Xi cherry-picks as China’s communist party hits 100
Special to Stars and Stripes July 9, 2021
The Communist Party of China turned 100 years old this month. A century is a major benchmark, clearly even for communists.
China’s rulers in Beijing marked the centennial with grand celebrations and displays. Ceremonies and speeches have exalted the party, the regime and — above all — President Xi Jinping.
Xi became general secretary of China’s Communist Party and chairman of the Central Military Commission in 2012, and president of the People’s Republic of China in 2013. Over the years since, now approaching a decade, he has been centralizing and expanding the power and control of China’s harsh and brutal government. Above all, he works relentlessly to promote himself. Undeniably, an increasingly extreme cult of personality is now established.
True disciples of Karl Marx focus on grand theories of economic determinism, not the difficult realities of actual life. Living day to day underscores the importance of the passage of time, and other ultimately uncontrollable aspects of our human existence.
Unavoidably, communists are also human, just like the rest of us. The most dedicated disciples of Marx indulge themselves in the belief that they are in effect history’s elite, personifying the inevitable evolution of economy and society, superior to others. This in turn rationalizes brutal oppression and exploitation of others, especially working people, for the benefit of those at the top. This was true of the most powerful and frightening dictatorships of the 20th century, notably the Germany of Adolf Hitler and the Soviet Union of Josef Stalin and successors.
Nazism and varieties of fascism emphasize militarism and exalt the state; communism emphasizes economics and exalts the working class — though not in practice. However, these extremes of the political spectrum come together in a reality of oppression, exploitation and at times dangerous expansionism.
The centennial of the CCP included the massive public displays and trappings of tyrants typical of dictatorships. “All About Xi” is how the American journal Foreign Policy has described the extravaganza. Beyond the orchestrated, controlled events in China, the centennial of communist rule sparked intense substantial protests elsewhere. In the former British colony of Hong Kong, where expressions of freedom and independence are now strictly illegal and harshly suppressed, there was violence. Protests in India, Japan and elsewhere highlighted the brutal occupation of Tibet and continuing persecution of the Uyghur Muslim minority in China.
Review of the text of Xi’s actual speech is revealing. He emphasizes China’s economic transformation, which is truly extraordinary. Since reformist leader Deng Xiaoping declared “People’s Socialism” in 1992, opening the communist system to market economics, hundreds of millions of people have moved from extreme poverty into genuine prosperity.
Indeed, significant portions of Xi’s speech read like a report to a board of directors. At one point, he stated China would not be “bullied.” This word was not previously part of the often-fiery communist lexicon. Xi’s speech contrasts with traditional extreme communist rhetoric. North Korea provides the principal such example today.

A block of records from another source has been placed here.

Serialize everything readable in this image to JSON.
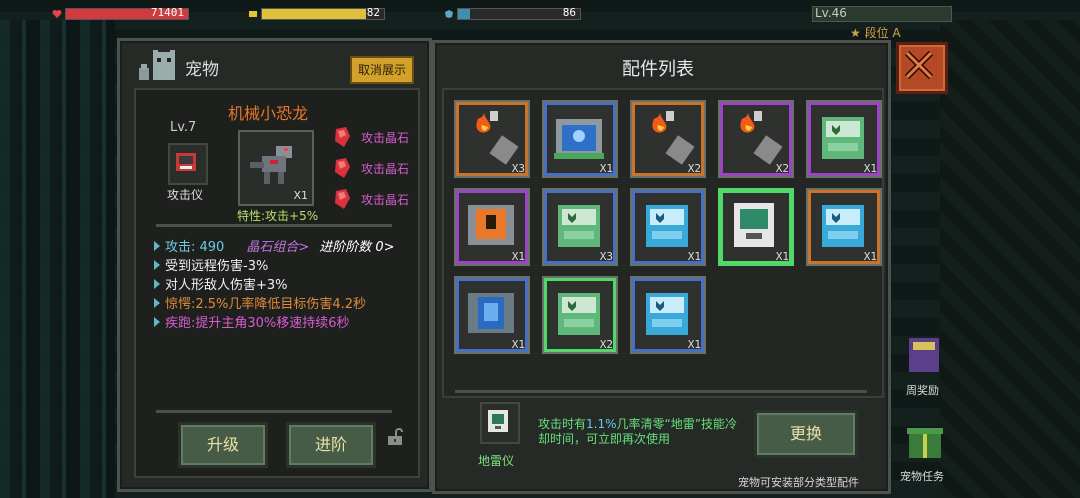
{
  "top": {
    "hp_value": "71401",
    "energy_value": "82",
    "shield_value": "86",
    "player_level": "Lv.46",
    "rank_label": "段位 A"
  },
  "pet_panel": {
    "title": "宠物",
    "cancel_display": "取消展示",
    "pet_name": "机械小恐龙",
    "level": "Lv.7",
    "gear_label": "攻击仪",
    "pet_count": "X1",
    "trait": "特性:攻击+5%",
    "gems": [
      "攻击晶石",
      "攻击晶石",
      "攻击晶石"
    ],
    "stats": {
      "attack": "攻击: 490",
      "gem_combo": "晶石组合>",
      "advance": "进阶阶数 0>",
      "s1": "受到远程伤害-3%",
      "s2": "对人形敌人伤害+3%",
      "s3": "惊愕:2.5%几率降低目标伤害4.2秒",
      "s4": "疾跑:提升主角30%移速持续6秒"
    },
    "upgrade_button": "升级",
    "advance_button": "进阶"
  },
  "parts_panel": {
    "title": "配件列表",
    "items": [
      {
        "icon": "fire-capsule-icon",
        "count": "X3",
        "border": "#c9742d"
      },
      {
        "icon": "blue-monitor-icon",
        "count": "X1",
        "border": "#4a6fbf"
      },
      {
        "icon": "fire-capsule-icon",
        "count": "X2",
        "border": "#c9742d"
      },
      {
        "icon": "fire-capsule-icon",
        "count": "X2",
        "border": "#9a45c2"
      },
      {
        "icon": "green-card-icon",
        "count": "X1",
        "border": "#9a45c2"
      },
      {
        "icon": "orange-scanner-icon",
        "count": "X1",
        "border": "#9a45c2"
      },
      {
        "icon": "green-card-icon",
        "count": "X3",
        "border": "#4a6fbf"
      },
      {
        "icon": "blue-card-icon",
        "count": "X1",
        "border": "#4a6fbf"
      },
      {
        "icon": "white-scanner-icon",
        "count": "X1",
        "border": "#52d86a"
      },
      {
        "icon": "blue-card-icon",
        "count": "X1",
        "border": "#c9742d"
      },
      {
        "icon": "blue-phone-icon",
        "count": "X1",
        "border": "#4a6fbf"
      },
      {
        "icon": "green-card-icon",
        "count": "X2",
        "border": "#52d86a"
      },
      {
        "icon": "blue-card-icon",
        "count": "X1",
        "border": "#4a6fbf"
      }
    ],
    "selected_name": "地雷仪",
    "desc_prefix": "攻击时有",
    "desc_highlight": "1.1%",
    "desc_suffix": "几率清零“地雷”技能冷却时间，可立即再次使用",
    "swap_button": "更换",
    "footnote": "宠物可安装部分类型配件"
  },
  "side": {
    "weekly_reward": "周奖励",
    "pet_task": "宠物任务"
  }
}
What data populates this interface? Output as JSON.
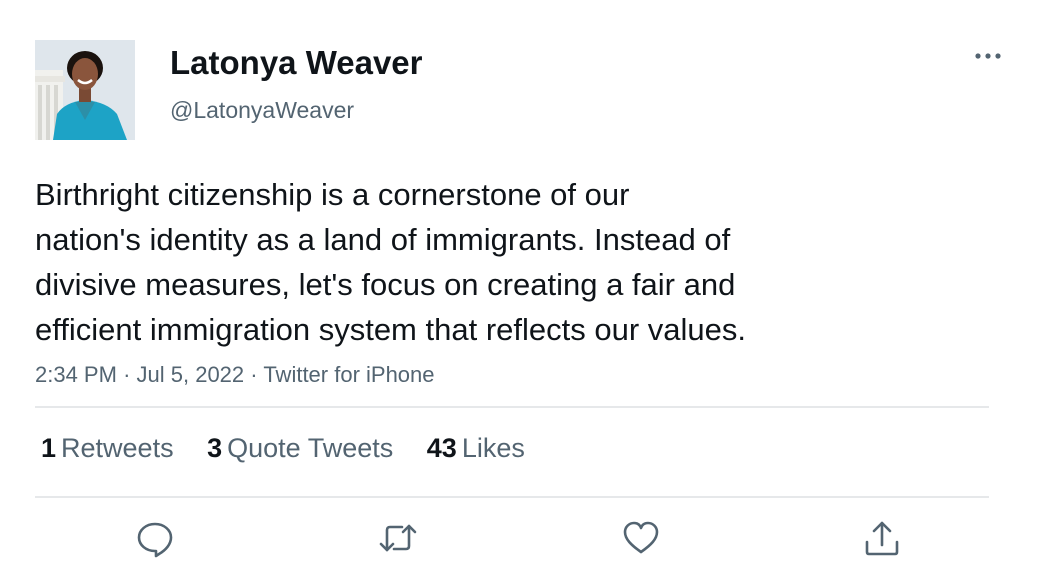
{
  "author": {
    "display_name": "Latonya Weaver",
    "handle": "@LatonyaWeaver",
    "avatar_icon": "profile-photo"
  },
  "tweet": {
    "text_lines": [
      "Birthright citizenship is a cornerstone of our",
      "nation's identity as a land of immigrants. Instead of",
      "divisive measures, let's focus on creating a fair and",
      "efficient immigration system that reflects our values."
    ],
    "time": "2:34 PM",
    "separator": "·",
    "date": "Jul 5, 2022",
    "source": "Twitter for iPhone"
  },
  "stats": {
    "retweets_count": "1",
    "retweets_label": "Retweets",
    "quotes_count": "3",
    "quotes_label": "Quote Tweets",
    "likes_count": "43",
    "likes_label": "Likes"
  },
  "actions": [
    {
      "icon": "reply-icon"
    },
    {
      "icon": "retweet-icon"
    },
    {
      "icon": "like-icon"
    },
    {
      "icon": "share-icon"
    }
  ],
  "colors": {
    "text_primary": "#0f1419",
    "text_secondary": "#536471",
    "divider": "#e6e8ea",
    "icon": "#536471"
  }
}
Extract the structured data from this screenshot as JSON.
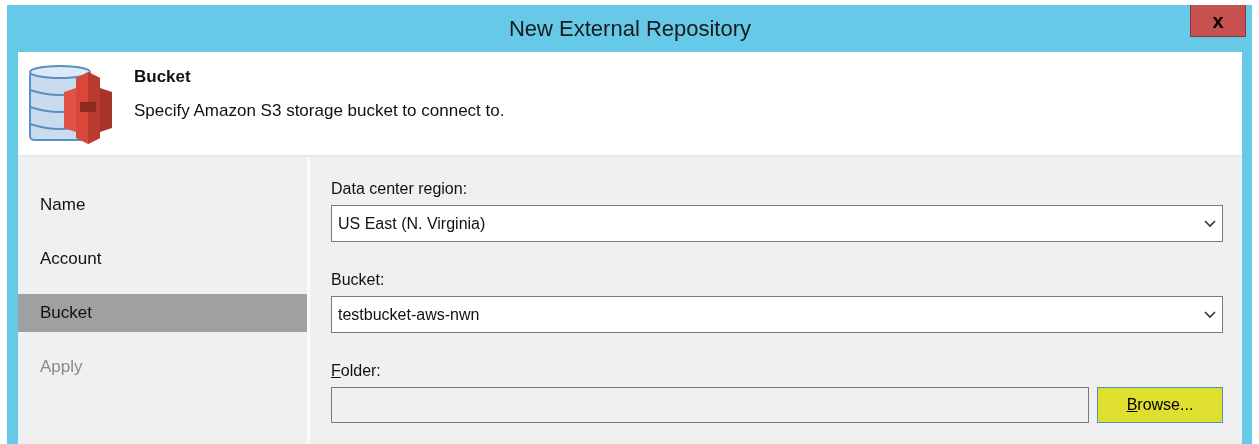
{
  "window": {
    "title": "New External Repository",
    "close_label": "x"
  },
  "header": {
    "title": "Bucket",
    "description": "Specify Amazon S3 storage bucket to connect to."
  },
  "sidebar": {
    "items": [
      {
        "label": "Name",
        "selected": false,
        "disabled": false
      },
      {
        "label": "Account",
        "selected": false,
        "disabled": false
      },
      {
        "label": "Bucket",
        "selected": true,
        "disabled": false
      },
      {
        "label": "Apply",
        "selected": false,
        "disabled": true
      }
    ]
  },
  "fields": [
    {
      "kind": "dropdown",
      "label": "Data center region:",
      "value": "US East (N. Virginia)",
      "mnemonic": false
    },
    {
      "kind": "dropdown",
      "label": "Bucket:",
      "value": "testbucket-aws-nwn",
      "mnemonic": false
    },
    {
      "kind": "browse",
      "label": "Folder:",
      "mnemonic": true,
      "button": {
        "label": "Browse...",
        "mnemonic": true
      }
    }
  ]
}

Make no mistake: China is our rival. Enormous military buildup facilitates efforts at expansion. However, China is cautious about employing military force beyond national boundaries. Intervention in the Korean War occurred only after United Nations forces approached China’s border.
Beijing tolerated over 500,000 U.S. troops in South Vietnam without intervening with military forces. The government did provide enormous amounts of aid to a fraternal communist ideological as well as military ally. However, there was no movement of China’s army directly into the fighting.
Today, decades after that war, visitors to Vietnam note historic hostility to China is present but there is no comparable sentiment toward the U.S.
As in Europe and elsewhere during the Cold War, careful calculated containment should guide our approach to China.
Learn more: Henry Kissinger “On China.”
Arthur I. Cyr is Clausen Distinguished Professor at Carthage College and author of “After the Cold War.”